Work required
Copy the listing below in full, exactly.
::: Records supplied
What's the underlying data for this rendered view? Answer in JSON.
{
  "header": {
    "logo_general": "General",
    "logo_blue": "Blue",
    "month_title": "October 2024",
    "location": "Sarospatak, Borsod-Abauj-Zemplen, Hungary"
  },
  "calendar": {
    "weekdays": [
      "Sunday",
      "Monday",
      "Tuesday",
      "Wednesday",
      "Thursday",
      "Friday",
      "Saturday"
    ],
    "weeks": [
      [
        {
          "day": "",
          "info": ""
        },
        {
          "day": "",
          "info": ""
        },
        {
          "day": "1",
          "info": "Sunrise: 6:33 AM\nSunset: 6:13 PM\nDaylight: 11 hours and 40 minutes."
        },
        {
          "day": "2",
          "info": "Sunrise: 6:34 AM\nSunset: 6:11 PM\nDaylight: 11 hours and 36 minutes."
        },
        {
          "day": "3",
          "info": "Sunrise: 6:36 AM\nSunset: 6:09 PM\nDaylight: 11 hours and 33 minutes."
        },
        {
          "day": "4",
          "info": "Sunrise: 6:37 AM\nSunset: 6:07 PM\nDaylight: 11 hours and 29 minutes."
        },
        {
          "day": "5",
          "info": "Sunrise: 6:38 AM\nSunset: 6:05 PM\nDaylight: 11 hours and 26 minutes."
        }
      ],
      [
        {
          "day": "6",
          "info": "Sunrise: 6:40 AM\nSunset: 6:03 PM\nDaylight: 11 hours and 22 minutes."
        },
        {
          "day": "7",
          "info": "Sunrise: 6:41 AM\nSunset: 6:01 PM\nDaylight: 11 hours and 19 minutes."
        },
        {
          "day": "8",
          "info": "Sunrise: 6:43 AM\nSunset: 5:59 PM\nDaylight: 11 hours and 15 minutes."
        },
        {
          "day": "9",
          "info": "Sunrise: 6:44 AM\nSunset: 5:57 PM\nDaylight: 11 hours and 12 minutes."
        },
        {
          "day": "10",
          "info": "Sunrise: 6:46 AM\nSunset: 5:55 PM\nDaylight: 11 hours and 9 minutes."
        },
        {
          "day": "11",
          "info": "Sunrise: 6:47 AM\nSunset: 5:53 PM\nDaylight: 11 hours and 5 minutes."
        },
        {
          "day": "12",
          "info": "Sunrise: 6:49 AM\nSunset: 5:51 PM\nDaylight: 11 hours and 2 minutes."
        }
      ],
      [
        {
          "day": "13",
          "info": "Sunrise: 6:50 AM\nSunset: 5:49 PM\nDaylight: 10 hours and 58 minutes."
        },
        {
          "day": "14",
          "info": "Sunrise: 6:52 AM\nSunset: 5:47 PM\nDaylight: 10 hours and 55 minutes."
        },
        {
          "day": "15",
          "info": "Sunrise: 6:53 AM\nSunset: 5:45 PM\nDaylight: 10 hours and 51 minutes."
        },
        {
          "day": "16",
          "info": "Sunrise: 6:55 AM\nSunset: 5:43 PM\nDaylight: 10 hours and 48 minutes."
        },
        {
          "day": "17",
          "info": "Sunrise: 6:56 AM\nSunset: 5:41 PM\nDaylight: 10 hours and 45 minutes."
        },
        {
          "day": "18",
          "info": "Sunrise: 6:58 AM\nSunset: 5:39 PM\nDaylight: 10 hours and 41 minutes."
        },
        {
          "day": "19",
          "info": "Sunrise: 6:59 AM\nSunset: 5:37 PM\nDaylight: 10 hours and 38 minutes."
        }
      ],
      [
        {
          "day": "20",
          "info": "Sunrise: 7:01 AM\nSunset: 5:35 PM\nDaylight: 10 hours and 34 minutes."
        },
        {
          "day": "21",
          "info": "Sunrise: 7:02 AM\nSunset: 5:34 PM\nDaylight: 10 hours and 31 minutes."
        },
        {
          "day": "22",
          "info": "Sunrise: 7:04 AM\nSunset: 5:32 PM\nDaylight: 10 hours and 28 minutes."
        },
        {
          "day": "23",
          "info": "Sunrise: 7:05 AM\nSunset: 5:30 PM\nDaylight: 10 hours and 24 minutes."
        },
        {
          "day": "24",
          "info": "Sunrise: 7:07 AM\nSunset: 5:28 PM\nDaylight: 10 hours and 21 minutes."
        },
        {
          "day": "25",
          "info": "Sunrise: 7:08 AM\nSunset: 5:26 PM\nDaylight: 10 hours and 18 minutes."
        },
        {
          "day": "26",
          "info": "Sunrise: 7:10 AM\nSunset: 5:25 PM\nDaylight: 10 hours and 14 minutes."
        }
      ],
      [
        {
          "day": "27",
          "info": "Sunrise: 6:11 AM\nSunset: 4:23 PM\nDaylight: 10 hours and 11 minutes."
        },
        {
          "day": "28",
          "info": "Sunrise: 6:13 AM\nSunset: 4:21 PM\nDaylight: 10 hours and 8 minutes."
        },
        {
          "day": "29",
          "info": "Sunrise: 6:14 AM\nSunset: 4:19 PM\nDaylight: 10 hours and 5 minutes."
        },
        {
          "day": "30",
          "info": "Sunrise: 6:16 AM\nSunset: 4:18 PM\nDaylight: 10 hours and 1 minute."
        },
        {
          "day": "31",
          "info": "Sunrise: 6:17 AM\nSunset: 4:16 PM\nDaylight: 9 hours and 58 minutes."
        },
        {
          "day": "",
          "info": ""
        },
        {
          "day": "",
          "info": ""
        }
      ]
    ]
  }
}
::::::
Exercise solution
What's the underlying data for this rendered view? Answer in JSON.
{
  "header": {
    "logo_general": "General",
    "logo_blue": "Blue",
    "month_title": "October 2024",
    "location": "Sarospatak, Borsod-Abauj-Zemplen, Hungary"
  },
  "calendar": {
    "weekdays": [
      "Sunday",
      "Monday",
      "Tuesday",
      "Wednesday",
      "Thursday",
      "Friday",
      "Saturday"
    ],
    "weeks": [
      [
        {
          "day": "",
          "info": ""
        },
        {
          "day": "",
          "info": ""
        },
        {
          "day": "1",
          "info": "Sunrise: 6:33 AM\nSunset: 6:13 PM\nDaylight: 11 hours and 40 minutes."
        },
        {
          "day": "2",
          "info": "Sunrise: 6:34 AM\nSunset: 6:11 PM\nDaylight: 11 hours and 36 minutes."
        },
        {
          "day": "3",
          "info": "Sunrise: 6:36 AM\nSunset: 6:09 PM\nDaylight: 11 hours and 33 minutes."
        },
        {
          "day": "4",
          "info": "Sunrise: 6:37 AM\nSunset: 6:07 PM\nDaylight: 11 hours and 29 minutes."
        },
        {
          "day": "5",
          "info": "Sunrise: 6:38 AM\nSunset: 6:05 PM\nDaylight: 11 hours and 26 minutes."
        }
      ],
      [
        {
          "day": "6",
          "info": "Sunrise: 6:40 AM\nSunset: 6:03 PM\nDaylight: 11 hours and 22 minutes."
        },
        {
          "day": "7",
          "info": "Sunrise: 6:41 AM\nSunset: 6:01 PM\nDaylight: 11 hours and 19 minutes."
        },
        {
          "day": "8",
          "info": "Sunrise: 6:43 AM\nSunset: 5:59 PM\nDaylight: 11 hours and 15 minutes."
        },
        {
          "day": "9",
          "info": "Sunrise: 6:44 AM\nSunset: 5:57 PM\nDaylight: 11 hours and 12 minutes."
        },
        {
          "day": "10",
          "info": "Sunrise: 6:46 AM\nSunset: 5:55 PM\nDaylight: 11 hours and 9 minutes."
        },
        {
          "day": "11",
          "info": "Sunrise: 6:47 AM\nSunset: 5:53 PM\nDaylight: 11 hours and 5 minutes."
        },
        {
          "day": "12",
          "info": "Sunrise: 6:49 AM\nSunset: 5:51 PM\nDaylight: 11 hours and 2 minutes."
        }
      ],
      [
        {
          "day": "13",
          "info": "Sunrise: 6:50 AM\nSunset: 5:49 PM\nDaylight: 10 hours and 58 minutes."
        },
        {
          "day": "14",
          "info": "Sunrise: 6:52 AM\nSunset: 5:47 PM\nDaylight: 10 hours and 55 minutes."
        },
        {
          "day": "15",
          "info": "Sunrise: 6:53 AM\nSunset: 5:45 PM\nDaylight: 10 hours and 51 minutes."
        },
        {
          "day": "16",
          "info": "Sunrise: 6:55 AM\nSunset: 5:43 PM\nDaylight: 10 hours and 48 minutes."
        },
        {
          "day": "17",
          "info": "Sunrise: 6:56 AM\nSunset: 5:41 PM\nDaylight: 10 hours and 45 minutes."
        },
        {
          "day": "18",
          "info": "Sunrise: 6:58 AM\nSunset: 5:39 PM\nDaylight: 10 hours and 41 minutes."
        },
        {
          "day": "19",
          "info": "Sunrise: 6:59 AM\nSunset: 5:37 PM\nDaylight: 10 hours and 38 minutes."
        }
      ],
      [
        {
          "day": "20",
          "info": "Sunrise: 7:01 AM\nSunset: 5:35 PM\nDaylight: 10 hours and 34 minutes."
        },
        {
          "day": "21",
          "info": "Sunrise: 7:02 AM\nSunset: 5:34 PM\nDaylight: 10 hours and 31 minutes."
        },
        {
          "day": "22",
          "info": "Sunrise: 7:04 AM\nSunset: 5:32 PM\nDaylight: 10 hours and 28 minutes."
        },
        {
          "day": "23",
          "info": "Sunrise: 7:05 AM\nSunset: 5:30 PM\nDaylight: 10 hours and 24 minutes."
        },
        {
          "day": "24",
          "info": "Sunrise: 7:07 AM\nSunset: 5:28 PM\nDaylight: 10 hours and 21 minutes."
        },
        {
          "day": "25",
          "info": "Sunrise: 7:08 AM\nSunset: 5:26 PM\nDaylight: 10 hours and 18 minutes."
        },
        {
          "day": "26",
          "info": "Sunrise: 7:10 AM\nSunset: 5:25 PM\nDaylight: 10 hours and 14 minutes."
        }
      ],
      [
        {
          "day": "27",
          "info": "Sunrise: 6:11 AM\nSunset: 4:23 PM\nDaylight: 10 hours and 11 minutes."
        },
        {
          "day": "28",
          "info": "Sunrise: 6:13 AM\nSunset: 4:21 PM\nDaylight: 10 hours and 8 minutes."
        },
        {
          "day": "29",
          "info": "Sunrise: 6:14 AM\nSunset: 4:19 PM\nDaylight: 10 hours and 5 minutes."
        },
        {
          "day": "30",
          "info": "Sunrise: 6:16 AM\nSunset: 4:18 PM\nDaylight: 10 hours and 1 minute."
        },
        {
          "day": "31",
          "info": "Sunrise: 6:17 AM\nSunset: 4:16 PM\nDaylight: 9 hours and 58 minutes."
        },
        {
          "day": "",
          "info": ""
        },
        {
          "day": "",
          "info": ""
        }
      ]
    ]
  }
}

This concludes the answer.